In Amour we do not have the documentary backdrop of the portrayal of the effects of the bomb on the Japanese people for Amour takes place virtually entirely within the increasingly claustrophobic confines of the elegant and very high-ceilinged but tired-looking Parisian apartment of Georges and Anne as if to tell us that a half century love affair between two people is an exceptional thing apart. Further, unlike the constant tension between the woman and her Japanese architect lover and their distinctive points of view, cultural experiences and styles in HMA, the only tensions between Anne and Georges take place over their different experiences of Anne’s stroke and the after effects after Georges is first startled by Anne’s beautiful but serene face haunted by a vacant stare as if she was wearing a death mask. Anne subsequently cannot understand why Georges is so upset at her behaviour and why he complains about her failure to respond until she herself comes to understand that she has had a stroke when she unsuccessfully tries to pour herself a cup of tea. While HMA was about the paradoxes of love and the divisions and tensions in the powerful attraction of two people who share so little in common but love, Amour is about two older pianists who have shared a lifelong love of music and deep appreciation of one another, but even that record of deep intimacy disintegrates under the ravages of human mortality just as , paradoxically, their lives intertwine even more intimately. We may live together for fifty years but inevitably we die alone. And without music! There is no soundtrack to either enhance or detract from the visual effect except when we hear a piano performance at the beginning, another piano performance by Anne’s former pupil at their home, and a CD of Anne performing which Gorges turns off. But Georges cannot turn off this excruciating process of dying.
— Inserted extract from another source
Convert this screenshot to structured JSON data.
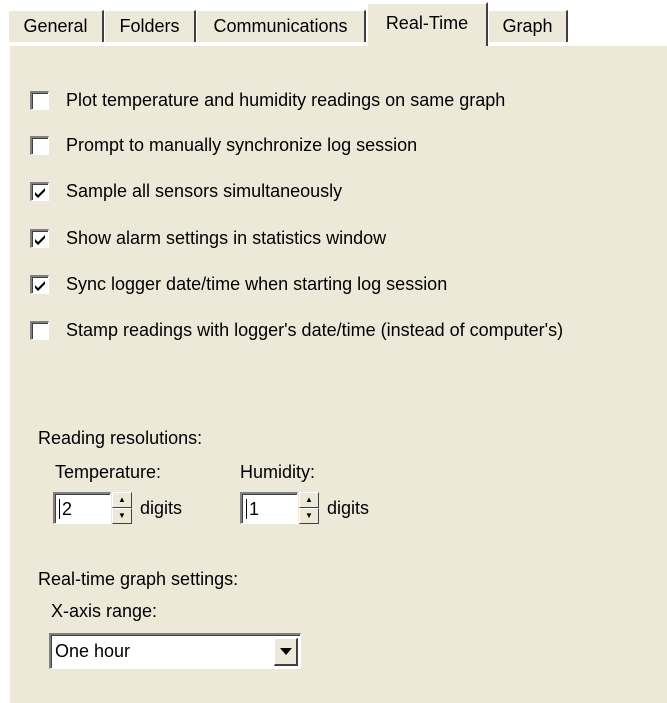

Instead of a music soundtrack through the film, we only hear desolate silences and sounds, a tap turned off mysteriously when Anne was otherwise in a coma, Anne’s desolate muffled grunts and her cries ‘I am in pain’ as she is bathed by a nurse.
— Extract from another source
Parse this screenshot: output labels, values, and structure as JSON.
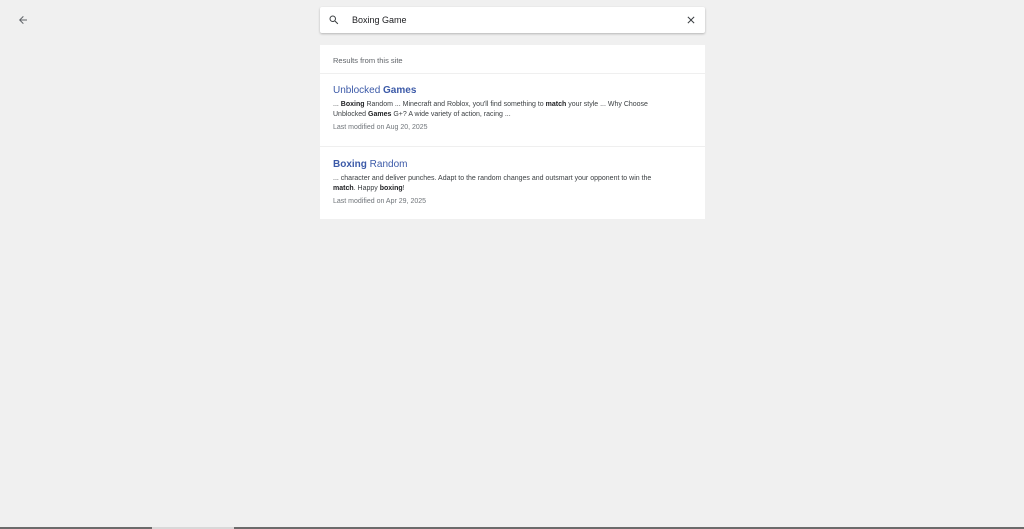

Thus, both films are about impossible, romantic and poignant love stories that we rarely see, but Amour is much more of a horror film for it shows that even when the impossible becomes real, ravages of time and mortality and death will deal even that love affair a mortal blow. As a leader in the Combined Universities Campaign for Nuclear Disarmament (CUCND) in the early sixties, I was well acquainted with the enormous and widespread destruction nuclear weapons could and did make on human civilization and the personal lives of people, but I could still watch HMA. Now I am seventy-five years old. My brother-in-law just died and I watched the effects of pancreatic cancer on his body and spirit and the fact that his only wish to die with dignity could not be granted. Georges in Amour, with all his devotion to Anne, could also not grant her the same wish. Amour, by contrast with HMA, was just too painful and harrowing for me. I had to leave this brilliant masterpiece 30 minutes before it ended.